• **Dataset rows for apps and sites**
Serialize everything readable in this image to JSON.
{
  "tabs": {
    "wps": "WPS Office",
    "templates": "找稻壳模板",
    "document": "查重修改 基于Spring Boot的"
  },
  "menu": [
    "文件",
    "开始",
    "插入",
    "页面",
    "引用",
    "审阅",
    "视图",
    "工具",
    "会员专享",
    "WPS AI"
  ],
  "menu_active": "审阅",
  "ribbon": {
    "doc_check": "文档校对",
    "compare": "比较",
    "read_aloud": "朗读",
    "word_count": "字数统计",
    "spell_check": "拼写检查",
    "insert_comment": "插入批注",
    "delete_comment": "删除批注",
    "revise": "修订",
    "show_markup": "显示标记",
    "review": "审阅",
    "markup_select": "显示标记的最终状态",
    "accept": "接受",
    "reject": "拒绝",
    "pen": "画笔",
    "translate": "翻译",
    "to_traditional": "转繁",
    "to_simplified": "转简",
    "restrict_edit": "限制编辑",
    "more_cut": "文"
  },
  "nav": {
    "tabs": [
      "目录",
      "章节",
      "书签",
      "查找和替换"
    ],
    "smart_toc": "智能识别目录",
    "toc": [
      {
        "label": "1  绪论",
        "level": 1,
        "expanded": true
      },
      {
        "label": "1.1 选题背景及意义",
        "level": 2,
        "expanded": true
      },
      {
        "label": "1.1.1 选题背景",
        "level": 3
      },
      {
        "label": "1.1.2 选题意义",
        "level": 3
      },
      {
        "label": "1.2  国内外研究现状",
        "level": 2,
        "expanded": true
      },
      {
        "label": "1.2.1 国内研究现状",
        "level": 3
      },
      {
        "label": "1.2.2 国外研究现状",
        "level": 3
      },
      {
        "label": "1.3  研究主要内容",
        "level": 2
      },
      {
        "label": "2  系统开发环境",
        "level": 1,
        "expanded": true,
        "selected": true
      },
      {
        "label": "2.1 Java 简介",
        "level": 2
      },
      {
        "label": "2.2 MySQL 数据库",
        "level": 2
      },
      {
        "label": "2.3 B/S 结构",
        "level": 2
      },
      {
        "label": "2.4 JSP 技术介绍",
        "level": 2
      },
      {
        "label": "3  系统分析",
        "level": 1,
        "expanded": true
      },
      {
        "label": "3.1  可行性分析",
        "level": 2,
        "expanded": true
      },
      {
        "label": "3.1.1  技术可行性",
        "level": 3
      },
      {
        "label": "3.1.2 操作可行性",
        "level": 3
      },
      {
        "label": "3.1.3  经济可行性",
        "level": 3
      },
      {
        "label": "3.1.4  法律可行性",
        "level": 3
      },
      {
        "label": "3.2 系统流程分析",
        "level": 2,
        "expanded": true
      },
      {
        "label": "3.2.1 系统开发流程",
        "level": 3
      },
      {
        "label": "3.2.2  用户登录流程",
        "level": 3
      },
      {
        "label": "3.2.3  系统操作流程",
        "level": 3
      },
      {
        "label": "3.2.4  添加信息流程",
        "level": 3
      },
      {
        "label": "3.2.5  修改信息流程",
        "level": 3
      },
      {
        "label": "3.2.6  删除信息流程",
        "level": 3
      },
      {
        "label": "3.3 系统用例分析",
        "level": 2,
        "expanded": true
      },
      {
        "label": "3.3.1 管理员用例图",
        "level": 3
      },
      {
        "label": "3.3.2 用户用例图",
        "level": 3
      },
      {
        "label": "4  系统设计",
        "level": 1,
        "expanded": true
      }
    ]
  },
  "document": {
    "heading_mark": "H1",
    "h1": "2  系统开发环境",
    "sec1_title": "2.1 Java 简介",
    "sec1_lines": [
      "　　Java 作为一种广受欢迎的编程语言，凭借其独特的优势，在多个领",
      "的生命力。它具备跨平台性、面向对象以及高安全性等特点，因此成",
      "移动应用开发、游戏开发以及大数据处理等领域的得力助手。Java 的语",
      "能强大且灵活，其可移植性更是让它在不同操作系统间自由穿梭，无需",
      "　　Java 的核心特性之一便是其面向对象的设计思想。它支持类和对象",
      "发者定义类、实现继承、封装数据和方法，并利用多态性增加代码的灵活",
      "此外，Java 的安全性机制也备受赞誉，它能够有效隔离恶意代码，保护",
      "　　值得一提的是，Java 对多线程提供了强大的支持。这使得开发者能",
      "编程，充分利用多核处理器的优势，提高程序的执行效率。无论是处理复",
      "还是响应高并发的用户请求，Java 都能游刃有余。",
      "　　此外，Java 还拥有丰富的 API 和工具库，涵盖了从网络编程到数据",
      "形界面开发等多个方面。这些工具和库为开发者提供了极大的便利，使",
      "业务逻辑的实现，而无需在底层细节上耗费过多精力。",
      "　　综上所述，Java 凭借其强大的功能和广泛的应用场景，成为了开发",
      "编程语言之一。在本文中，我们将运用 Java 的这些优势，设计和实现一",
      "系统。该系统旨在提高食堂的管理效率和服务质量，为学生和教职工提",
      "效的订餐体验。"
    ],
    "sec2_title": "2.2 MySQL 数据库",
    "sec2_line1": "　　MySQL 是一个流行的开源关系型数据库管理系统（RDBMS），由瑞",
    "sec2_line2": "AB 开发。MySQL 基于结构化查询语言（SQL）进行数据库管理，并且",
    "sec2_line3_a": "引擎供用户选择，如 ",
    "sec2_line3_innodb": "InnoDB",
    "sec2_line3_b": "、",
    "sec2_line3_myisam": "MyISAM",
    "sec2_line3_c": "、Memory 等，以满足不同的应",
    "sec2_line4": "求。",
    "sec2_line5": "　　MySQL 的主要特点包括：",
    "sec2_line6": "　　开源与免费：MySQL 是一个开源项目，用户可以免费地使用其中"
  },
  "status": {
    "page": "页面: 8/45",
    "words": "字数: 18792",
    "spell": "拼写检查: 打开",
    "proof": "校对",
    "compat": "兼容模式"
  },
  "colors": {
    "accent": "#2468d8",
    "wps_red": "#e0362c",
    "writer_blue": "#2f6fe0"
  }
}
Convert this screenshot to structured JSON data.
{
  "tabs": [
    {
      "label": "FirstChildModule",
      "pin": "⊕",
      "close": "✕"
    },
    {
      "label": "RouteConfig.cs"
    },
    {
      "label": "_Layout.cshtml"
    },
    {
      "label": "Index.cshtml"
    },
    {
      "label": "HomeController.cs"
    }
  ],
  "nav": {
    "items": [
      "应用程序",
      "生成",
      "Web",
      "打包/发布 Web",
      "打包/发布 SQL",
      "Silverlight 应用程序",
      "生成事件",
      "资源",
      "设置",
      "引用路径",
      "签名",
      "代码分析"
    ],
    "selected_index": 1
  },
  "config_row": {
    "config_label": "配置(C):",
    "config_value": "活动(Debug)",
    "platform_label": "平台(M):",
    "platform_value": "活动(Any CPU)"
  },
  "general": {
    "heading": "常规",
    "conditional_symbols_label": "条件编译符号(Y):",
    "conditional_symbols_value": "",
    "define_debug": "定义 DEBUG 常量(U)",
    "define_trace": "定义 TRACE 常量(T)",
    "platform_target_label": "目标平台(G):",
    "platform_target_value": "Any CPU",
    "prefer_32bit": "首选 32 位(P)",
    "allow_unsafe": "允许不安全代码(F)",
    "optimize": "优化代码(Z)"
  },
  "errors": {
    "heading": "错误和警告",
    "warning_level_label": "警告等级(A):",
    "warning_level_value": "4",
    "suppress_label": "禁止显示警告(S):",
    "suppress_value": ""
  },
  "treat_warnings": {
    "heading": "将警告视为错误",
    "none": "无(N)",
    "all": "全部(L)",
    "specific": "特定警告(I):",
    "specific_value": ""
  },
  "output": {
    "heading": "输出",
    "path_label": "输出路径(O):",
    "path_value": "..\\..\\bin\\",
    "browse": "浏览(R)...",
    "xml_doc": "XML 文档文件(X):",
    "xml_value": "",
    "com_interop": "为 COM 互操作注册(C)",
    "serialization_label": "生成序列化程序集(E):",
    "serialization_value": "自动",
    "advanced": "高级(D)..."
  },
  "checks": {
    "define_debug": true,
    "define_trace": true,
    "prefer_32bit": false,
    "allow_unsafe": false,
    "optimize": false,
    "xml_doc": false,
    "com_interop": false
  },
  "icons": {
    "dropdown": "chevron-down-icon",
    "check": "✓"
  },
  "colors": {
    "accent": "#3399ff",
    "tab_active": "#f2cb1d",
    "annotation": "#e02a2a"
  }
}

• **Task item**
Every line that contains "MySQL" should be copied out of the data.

• **Exercise answer**
        "label": "2.2 MySQL 数据库",
    "sec2_title": "2.2 MySQL 数据库",
    "sec2_line1": "　　MySQL 是一个流行的开源关系型数据库管理系统（RDBMS），由瑞",
    "sec2_line2": "AB 开发。MySQL 基于结构化查询语言（SQL）进行数据库管理，并且",
    "sec2_line5": "　　MySQL 的主要特点包括：",
    "sec2_line6": "　　开源与免费：MySQL 是一个开源项目，用户可以免费地使用其中"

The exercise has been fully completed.